He certainly was not "soft" on Communism or the Soviet Union. But Hussein had a lively premonition of Egyptian hostility, should Jordan join Iraq in a new regional alliance, and of the unpopularity with Jordan's Palestinian majority of such alliance. Hussein also knew that under existing arrangements, Jordan had all it needed for its security and that joining the Baghdad Pact offered little that was of real national significance. Tawfiq Abu'l Huda, Jordan's prime minister, opposed accession. He was a staunch believer in the Hashemite Entity.
The candidates could, and usually did, act within limits of the Political Parties Law of 1955, which regulated the licensing of parties at the cabinet's unrefutable discretion. The "opposition," a loose term for those candidates known to be critical of the Hashemite Entity, obtained an absolute majority in the Chamber of Deputies, by returning twenty-two deputies out of forty (including those of the Muslim Brothers, not nominally a party). To these must be added two "independents": Dr. Da'ud al-Husayni, a relative of the former Mufti Hajj Amin al-Husayni, who was still outside the pale of toleration, and the maverick chief of the Banu Sakhr, 'Akif al-Fa'iz, representing the northern beduin.

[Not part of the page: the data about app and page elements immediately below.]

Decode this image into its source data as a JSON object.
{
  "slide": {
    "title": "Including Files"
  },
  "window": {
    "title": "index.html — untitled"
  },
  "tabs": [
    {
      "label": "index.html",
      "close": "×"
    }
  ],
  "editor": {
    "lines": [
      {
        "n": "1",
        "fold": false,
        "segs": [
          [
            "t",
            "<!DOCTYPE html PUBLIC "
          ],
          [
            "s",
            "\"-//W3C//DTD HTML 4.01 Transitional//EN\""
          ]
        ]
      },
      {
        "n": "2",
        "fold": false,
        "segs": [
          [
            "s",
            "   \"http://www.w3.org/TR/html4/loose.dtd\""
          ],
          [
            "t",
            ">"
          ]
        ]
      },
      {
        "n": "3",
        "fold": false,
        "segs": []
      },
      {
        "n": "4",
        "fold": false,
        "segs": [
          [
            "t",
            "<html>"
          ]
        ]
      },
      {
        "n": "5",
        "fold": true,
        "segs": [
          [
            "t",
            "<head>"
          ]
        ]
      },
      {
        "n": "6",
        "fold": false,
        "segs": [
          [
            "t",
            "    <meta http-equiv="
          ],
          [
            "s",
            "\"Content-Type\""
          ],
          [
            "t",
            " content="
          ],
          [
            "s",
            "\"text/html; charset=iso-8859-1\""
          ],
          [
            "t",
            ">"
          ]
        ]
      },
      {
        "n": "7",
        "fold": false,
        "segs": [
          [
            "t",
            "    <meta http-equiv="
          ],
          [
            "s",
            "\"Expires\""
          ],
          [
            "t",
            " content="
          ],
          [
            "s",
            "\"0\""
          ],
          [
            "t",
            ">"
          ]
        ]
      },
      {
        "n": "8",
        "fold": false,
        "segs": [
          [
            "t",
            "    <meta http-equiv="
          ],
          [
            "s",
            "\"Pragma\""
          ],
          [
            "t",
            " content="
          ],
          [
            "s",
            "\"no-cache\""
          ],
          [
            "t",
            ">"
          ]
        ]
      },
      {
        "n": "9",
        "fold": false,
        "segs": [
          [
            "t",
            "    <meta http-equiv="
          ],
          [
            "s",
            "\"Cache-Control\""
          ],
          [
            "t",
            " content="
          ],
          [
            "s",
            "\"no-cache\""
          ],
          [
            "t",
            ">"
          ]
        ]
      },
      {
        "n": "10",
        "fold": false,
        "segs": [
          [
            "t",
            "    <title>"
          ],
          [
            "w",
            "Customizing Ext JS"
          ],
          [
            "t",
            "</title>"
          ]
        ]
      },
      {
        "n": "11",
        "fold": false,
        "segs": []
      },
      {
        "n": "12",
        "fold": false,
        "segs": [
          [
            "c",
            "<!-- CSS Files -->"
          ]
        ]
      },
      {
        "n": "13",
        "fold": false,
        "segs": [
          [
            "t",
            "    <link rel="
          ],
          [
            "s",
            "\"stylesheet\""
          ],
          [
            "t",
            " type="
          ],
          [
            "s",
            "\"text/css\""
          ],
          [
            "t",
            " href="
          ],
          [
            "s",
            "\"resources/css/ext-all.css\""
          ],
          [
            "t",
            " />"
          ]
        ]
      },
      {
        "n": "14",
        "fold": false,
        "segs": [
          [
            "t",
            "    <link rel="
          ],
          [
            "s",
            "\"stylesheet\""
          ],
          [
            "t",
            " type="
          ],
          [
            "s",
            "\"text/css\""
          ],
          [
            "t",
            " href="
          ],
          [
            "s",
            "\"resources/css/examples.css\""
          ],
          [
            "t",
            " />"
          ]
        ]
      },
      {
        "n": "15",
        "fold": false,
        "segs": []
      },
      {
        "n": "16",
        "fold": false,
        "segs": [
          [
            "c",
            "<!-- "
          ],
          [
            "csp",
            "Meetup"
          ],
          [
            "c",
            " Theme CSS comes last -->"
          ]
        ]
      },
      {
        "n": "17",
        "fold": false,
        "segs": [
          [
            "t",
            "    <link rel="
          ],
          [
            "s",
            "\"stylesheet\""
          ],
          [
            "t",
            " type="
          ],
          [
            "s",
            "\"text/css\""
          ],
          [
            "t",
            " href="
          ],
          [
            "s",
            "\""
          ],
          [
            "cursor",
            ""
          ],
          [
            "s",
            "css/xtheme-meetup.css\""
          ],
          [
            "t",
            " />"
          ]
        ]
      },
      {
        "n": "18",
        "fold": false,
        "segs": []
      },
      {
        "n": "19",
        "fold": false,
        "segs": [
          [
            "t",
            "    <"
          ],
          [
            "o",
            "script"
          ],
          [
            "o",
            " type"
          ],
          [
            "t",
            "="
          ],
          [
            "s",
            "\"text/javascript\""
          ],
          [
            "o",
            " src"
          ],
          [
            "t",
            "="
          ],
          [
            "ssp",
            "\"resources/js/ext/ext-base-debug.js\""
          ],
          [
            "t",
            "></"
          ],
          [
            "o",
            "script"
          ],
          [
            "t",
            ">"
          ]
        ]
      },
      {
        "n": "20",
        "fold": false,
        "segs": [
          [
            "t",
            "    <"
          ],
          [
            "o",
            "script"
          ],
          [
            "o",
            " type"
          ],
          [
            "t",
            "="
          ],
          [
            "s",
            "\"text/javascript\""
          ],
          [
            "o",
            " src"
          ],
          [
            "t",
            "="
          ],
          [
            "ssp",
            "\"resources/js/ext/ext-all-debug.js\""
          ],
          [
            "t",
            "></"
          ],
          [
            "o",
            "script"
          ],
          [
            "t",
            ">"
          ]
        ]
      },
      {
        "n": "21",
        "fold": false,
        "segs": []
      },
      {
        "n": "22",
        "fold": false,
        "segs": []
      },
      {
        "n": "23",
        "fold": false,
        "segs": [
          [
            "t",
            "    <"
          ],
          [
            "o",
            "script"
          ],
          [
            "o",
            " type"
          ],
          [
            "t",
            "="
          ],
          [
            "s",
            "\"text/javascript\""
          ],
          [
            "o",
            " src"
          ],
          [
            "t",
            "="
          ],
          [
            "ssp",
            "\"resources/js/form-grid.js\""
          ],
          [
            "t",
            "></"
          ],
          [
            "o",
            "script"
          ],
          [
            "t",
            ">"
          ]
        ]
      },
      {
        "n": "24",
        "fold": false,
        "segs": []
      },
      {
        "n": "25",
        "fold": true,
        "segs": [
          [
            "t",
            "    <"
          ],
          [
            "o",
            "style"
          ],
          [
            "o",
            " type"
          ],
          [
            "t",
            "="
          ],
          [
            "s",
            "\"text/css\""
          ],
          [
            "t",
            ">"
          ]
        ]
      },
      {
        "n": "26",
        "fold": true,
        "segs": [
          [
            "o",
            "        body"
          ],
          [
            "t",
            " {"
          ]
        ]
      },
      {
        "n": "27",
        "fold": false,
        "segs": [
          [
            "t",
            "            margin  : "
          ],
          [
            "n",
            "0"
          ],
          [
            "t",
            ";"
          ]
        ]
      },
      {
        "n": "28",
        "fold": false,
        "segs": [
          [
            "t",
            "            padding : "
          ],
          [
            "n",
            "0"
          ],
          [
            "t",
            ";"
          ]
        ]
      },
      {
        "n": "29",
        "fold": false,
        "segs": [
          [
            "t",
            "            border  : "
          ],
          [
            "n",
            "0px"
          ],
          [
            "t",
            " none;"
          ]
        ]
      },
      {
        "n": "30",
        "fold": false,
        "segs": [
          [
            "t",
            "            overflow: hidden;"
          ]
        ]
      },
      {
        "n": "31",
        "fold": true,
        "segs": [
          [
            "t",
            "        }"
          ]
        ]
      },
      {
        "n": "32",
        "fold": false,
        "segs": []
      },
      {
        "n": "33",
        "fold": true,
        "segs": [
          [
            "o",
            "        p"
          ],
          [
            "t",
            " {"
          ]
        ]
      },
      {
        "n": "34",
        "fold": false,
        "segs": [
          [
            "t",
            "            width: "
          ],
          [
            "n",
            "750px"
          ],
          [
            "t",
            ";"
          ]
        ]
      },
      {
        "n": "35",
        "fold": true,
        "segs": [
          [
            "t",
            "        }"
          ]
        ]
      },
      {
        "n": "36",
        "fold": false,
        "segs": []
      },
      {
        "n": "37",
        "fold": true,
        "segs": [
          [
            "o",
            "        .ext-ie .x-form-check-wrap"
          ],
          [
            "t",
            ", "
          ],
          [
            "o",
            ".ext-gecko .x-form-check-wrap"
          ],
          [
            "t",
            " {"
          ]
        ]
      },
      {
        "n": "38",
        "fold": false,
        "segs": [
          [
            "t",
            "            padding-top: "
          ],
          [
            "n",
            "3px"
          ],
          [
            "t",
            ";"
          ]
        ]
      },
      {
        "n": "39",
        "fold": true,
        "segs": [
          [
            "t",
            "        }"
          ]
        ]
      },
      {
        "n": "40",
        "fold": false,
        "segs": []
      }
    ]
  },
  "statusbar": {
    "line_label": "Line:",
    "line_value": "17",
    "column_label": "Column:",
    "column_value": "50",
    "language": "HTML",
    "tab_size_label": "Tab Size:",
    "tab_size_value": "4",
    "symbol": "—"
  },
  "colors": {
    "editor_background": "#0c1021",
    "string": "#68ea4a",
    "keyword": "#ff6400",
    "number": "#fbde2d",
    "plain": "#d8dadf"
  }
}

It was a somewhat ambiguous position for the majority group in the government, the National Socialists, and it did not give them strength for the troubles ahead. Hussein stood for a state that not merely was independent as a nonnegotiable principle, but also, under the stresses of the Cairo-Baghdad polarization, had struck out on its own. Optimally, this meant a nation-state based on the native people of Transjordan, both the settled and the beduin. The king, who was the origination of all policy, might be persuaded to compromise to some extent for the time being but would certainly retain his position as the arbiter in difficult or controversial questions.